BBC reporter who covered Xinjiang leaves China for Taiwan in apparent haste

John Sudworth leaves China amid murky legal threats over Xinjiang coverage

BBC journalist John Sudworth (Twitter, John Sudworth photo)

BBC journalist John Sudworth (Twitter, John Sudworth photo)

TAIPEI (Taiwan News) — The BBC’s most prominent journalist working in China has left the country for Taiwan, according to the news service.

John Sudworth, who worked for the BBC in China for almost a decade, had in recent months come under increasing scrutiny by the Chinese authorities for his reporting on alleged human rights abuses against the Uyghurs in Xinjiang. At times, he was singled out by the country's foreign ministry and state media.

Chinese Communist Party (CCP) mouthpiece the Global Times broke the story early Wednesday afternoon (March 31) in a condemnatory op-ed:

“BBC's Beijing correspondent John Sudworth, who became infamous in China for his many biased stories distorting China's Xinjiang policies and COVID-19 responses, has left the Chinese mainland and is now believed to be hiding in Taiwan island after Xinjiang individuals said they plan to sue BBC for fake news, sources told the Global Times.”

Shortly afterward, the BBC put out a statement on Twitter confirming Sudworth's departure:

“Our correspondent John Sudworth has relocated from Beijing to Taiwan. John’s work has exposed the truths the Chinese authorities did not want the world to know. The BBC is proud of John’s award-winning reporting during his time in Beijing and he remains our China correspondent.”

Although the BBC did not give a reason for Sudworth's relocation, a nebulous legal environment in China combined with acute dissatisfaction on the part of the Beijing authorities over the British broadcaster's coverage of alleged atrocities has led to heightened tension, according to reports.

"A number of individuals in Xinjiang plan to sue BBC for producing fake news, spreading rumors about Xinjiang and slandering China's policy in the region," Global Times quoted one CCP official in Xinjiang as saying.

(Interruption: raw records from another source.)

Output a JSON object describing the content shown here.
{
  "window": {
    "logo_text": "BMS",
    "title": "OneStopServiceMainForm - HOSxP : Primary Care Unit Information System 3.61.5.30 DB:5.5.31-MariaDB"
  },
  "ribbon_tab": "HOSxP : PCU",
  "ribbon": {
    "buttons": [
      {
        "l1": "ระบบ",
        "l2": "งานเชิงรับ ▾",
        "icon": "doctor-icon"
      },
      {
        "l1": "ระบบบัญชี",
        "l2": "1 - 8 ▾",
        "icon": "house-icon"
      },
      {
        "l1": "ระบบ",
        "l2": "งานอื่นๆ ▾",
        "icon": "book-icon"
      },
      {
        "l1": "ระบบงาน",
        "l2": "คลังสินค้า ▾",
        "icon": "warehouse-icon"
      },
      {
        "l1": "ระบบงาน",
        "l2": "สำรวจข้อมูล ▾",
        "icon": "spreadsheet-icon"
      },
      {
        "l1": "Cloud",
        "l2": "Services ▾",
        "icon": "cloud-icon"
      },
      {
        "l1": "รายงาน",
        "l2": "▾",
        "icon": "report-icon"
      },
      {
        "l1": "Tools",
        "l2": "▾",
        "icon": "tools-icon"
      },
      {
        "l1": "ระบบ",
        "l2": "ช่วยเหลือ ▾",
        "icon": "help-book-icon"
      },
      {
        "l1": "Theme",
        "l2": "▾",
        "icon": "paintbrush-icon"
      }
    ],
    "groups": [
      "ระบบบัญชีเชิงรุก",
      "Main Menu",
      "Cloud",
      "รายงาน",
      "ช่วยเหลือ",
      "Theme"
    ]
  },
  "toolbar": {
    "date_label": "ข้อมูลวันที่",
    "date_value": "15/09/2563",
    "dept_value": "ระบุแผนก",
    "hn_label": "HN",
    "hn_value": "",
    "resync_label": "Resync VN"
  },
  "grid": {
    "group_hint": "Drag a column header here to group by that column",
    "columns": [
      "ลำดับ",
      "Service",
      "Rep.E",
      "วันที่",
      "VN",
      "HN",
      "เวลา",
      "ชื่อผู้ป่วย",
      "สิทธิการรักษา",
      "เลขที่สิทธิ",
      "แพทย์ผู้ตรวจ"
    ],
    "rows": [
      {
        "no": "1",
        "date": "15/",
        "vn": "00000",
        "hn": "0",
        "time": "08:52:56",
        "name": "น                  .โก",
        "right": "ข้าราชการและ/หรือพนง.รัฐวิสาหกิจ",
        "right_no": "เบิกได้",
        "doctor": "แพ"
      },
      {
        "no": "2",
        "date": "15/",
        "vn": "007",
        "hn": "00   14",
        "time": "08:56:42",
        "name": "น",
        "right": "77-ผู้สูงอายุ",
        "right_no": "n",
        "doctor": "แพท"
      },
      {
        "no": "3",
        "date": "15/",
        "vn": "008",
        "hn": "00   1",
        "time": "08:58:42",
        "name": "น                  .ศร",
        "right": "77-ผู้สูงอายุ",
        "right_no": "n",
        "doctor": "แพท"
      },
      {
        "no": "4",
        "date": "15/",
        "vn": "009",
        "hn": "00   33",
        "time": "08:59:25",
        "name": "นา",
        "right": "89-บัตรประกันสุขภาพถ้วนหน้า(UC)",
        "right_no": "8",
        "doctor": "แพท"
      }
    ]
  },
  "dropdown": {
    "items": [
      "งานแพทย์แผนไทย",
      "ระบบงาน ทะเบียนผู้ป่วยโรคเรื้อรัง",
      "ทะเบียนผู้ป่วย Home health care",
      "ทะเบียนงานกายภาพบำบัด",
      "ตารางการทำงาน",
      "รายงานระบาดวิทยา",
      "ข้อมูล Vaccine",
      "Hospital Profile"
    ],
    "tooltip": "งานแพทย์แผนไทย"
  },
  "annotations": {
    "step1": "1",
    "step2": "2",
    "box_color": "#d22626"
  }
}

For its part, the Taiwan Foreign Correspondents’ Club was quick to welcome the new arrival on Twitter, writing that “We hope you feel safe and unencumbered working in Taiwan.”

Last month, BBC World News was banned from broadcasting in China, despite having only been allowed to air in international hotels. The news organization’s app and website had been blocked for years.

The ban followed the U.K.’s revocation of a broadcast license to Chinese state media broadcaster CGTN for airing forced confessions on television. It also came on the heels of BBC reporting on the alleged systematic rape and torture of Uyghur women in Xinjiang’s sprawling detention camps, which by some estimates have over 1 million people.

While Sudworth’s name did not appear on that report, he authored a piece last December detailing China’s use of forced labor in the cotton fields of Xinjiang, allegedly involving hundreds of thousands of Uyghurs and other ethnic minorities. The report also delved into the role that Xinjiang cotton — which makes up a fifth of the world’s total output — plays in the global supply chain for the fashion industry.

Over the years, Sudworth filed many influential reports from China, including a filmed test of China’s so-called Skynet Project in 2017 in which he arranged for police in the Guizhou Province city of Guiyang to find him using facial tracking software.

It took them seven minutes.

Updated : 2021-04-11 23:16 GMT+08:00